- _YOUR GOAL_
Write out each entry word for word.
[INPUT MATERIAL Boundary: Start]
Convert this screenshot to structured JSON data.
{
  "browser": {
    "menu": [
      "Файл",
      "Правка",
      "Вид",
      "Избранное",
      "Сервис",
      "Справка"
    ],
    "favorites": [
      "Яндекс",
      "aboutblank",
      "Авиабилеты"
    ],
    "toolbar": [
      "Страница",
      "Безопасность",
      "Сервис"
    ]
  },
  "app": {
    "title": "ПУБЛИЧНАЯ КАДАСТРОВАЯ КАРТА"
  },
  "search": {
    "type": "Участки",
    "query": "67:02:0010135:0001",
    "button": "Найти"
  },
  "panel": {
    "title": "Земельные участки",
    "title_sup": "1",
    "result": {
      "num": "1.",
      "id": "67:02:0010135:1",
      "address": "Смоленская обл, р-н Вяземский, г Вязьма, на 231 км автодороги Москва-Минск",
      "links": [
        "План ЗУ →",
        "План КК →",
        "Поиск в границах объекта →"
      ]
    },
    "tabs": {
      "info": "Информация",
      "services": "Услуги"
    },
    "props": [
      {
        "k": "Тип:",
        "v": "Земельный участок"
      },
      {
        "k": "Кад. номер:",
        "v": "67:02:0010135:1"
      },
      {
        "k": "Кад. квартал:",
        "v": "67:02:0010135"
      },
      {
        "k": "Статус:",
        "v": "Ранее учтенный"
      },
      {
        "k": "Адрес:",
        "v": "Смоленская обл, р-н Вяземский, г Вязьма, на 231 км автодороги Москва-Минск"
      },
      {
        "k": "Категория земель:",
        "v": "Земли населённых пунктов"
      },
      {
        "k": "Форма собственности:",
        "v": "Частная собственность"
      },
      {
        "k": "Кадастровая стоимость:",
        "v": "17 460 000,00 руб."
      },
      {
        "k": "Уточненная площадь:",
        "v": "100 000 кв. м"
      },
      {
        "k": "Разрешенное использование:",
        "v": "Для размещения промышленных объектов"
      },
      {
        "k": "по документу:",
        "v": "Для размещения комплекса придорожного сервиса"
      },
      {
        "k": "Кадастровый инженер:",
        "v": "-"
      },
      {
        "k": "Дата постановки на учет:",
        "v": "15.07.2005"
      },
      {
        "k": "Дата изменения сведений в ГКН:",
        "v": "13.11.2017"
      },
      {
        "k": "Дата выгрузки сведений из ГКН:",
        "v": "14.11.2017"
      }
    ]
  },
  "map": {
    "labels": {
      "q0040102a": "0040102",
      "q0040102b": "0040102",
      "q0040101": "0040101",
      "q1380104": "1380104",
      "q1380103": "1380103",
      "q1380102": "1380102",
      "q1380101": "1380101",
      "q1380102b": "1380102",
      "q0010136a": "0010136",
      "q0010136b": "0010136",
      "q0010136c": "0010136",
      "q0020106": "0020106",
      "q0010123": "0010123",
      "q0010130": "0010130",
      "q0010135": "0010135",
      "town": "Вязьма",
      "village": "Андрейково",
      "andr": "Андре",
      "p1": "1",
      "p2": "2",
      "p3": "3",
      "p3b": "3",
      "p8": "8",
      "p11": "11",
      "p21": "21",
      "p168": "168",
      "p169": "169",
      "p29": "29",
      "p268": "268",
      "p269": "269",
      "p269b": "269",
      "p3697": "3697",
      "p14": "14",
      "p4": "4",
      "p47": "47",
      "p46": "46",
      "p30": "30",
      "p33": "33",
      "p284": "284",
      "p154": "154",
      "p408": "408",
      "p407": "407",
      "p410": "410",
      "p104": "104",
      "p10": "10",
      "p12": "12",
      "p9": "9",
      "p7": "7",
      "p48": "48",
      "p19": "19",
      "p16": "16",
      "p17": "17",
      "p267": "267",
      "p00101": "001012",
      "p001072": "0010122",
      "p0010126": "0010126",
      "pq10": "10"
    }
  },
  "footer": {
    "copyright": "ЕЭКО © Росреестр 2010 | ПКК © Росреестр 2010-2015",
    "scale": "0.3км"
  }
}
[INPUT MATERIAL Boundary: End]
- _TASK RESPONSE_
Convert this screenshot to structured JSON data.
{
  "browser": {
    "menu": [
      "Файл",
      "Правка",
      "Вид",
      "Избранное",
      "Сервис",
      "Справка"
    ],
    "favorites": [
      "Яндекс",
      "aboutblank",
      "Авиабилеты"
    ],
    "toolbar": [
      "Страница",
      "Безопасность",
      "Сервис"
    ]
  },
  "app": {
    "title": "ПУБЛИЧНАЯ КАДАСТРОВАЯ КАРТА"
  },
  "search": {
    "type": "Участки",
    "query": "67:02:0010135:0001",
    "button": "Найти"
  },
  "panel": {
    "title": "Земельные участки",
    "title_sup": "1",
    "result": {
      "num": "1.",
      "id": "67:02:0010135:1",
      "address": "Смоленская обл, р-н Вяземский, г Вязьма, на 231 км автодороги Москва-Минск",
      "links": [
        "План ЗУ →",
        "План КК →",
        "Поиск в границах объекта →"
      ]
    },
    "tabs": {
      "info": "Информация",
      "services": "Услуги"
    },
    "props": [
      {
        "k": "Тип:",
        "v": "Земельный участок"
      },
      {
        "k": "Кад. номер:",
        "v": "67:02:0010135:1"
      },
      {
        "k": "Кад. квартал:",
        "v": "67:02:0010135"
      },
      {
        "k": "Статус:",
        "v": "Ранее учтенный"
      },
      {
        "k": "Адрес:",
        "v": "Смоленская обл, р-н Вяземский, г Вязьма, на 231 км автодороги Москва-Минск"
      },
      {
        "k": "Категория земель:",
        "v": "Земли населённых пунктов"
      },
      {
        "k": "Форма собственности:",
        "v": "Частная собственность"
      },
      {
        "k": "Кадастровая стоимость:",
        "v": "17 460 000,00 руб."
      },
      {
        "k": "Уточненная площадь:",
        "v": "100 000 кв. м"
      },
      {
        "k": "Разрешенное использование:",
        "v": "Для размещения промышленных объектов"
      },
      {
        "k": "по документу:",
        "v": "Для размещения комплекса придорожного сервиса"
      },
      {
        "k": "Кадастровый инженер:",
        "v": "-"
      },
      {
        "k": "Дата постановки на учет:",
        "v": "15.07.2005"
      },
      {
        "k": "Дата изменения сведений в ГКН:",
        "v": "13.11.2017"
      },
      {
        "k": "Дата выгрузки сведений из ГКН:",
        "v": "14.11.2017"
      }
    ]
  },
  "map": {
    "labels": {
      "q0040102a": "0040102",
      "q0040102b": "0040102",
      "q0040101": "0040101",
      "q1380104": "1380104",
      "q1380103": "1380103",
      "q1380102": "1380102",
      "q1380101": "1380101",
      "q1380102b": "1380102",
      "q0010136a": "0010136",
      "q0010136b": "0010136",
      "q0010136c": "0010136",
      "q0020106": "0020106",
      "q0010123": "0010123",
      "q0010130": "0010130",
      "q0010135": "0010135",
      "town": "Вязьма",
      "village": "Андрейково",
      "andr": "Андре",
      "p1": "1",
      "p2": "2",
      "p3": "3",
      "p3b": "3",
      "p8": "8",
      "p11": "11",
      "p21": "21",
      "p168": "168",
      "p169": "169",
      "p29": "29",
      "p268": "268",
      "p269": "269",
      "p269b": "269",
      "p3697": "3697",
      "p14": "14",
      "p4": "4",
      "p47": "47",
      "p46": "46",
      "p30": "30",
      "p33": "33",
      "p284": "284",
      "p154": "154",
      "p408": "408",
      "p407": "407",
      "p410": "410",
      "p104": "104",
      "p10": "10",
      "p12": "12",
      "p9": "9",
      "p7": "7",
      "p48": "48",
      "p19": "19",
      "p16": "16",
      "p17": "17",
      "p267": "267",
      "p00101": "001012",
      "p001072": "0010122",
      "p0010126": "0010126",
      "pq10": "10"
    }
  },
  "footer": {
    "copyright": "ЕЭКО © Росреестр 2010 | ПКК © Росреестр 2010-2015",
    "scale": "0.3км"
  }
}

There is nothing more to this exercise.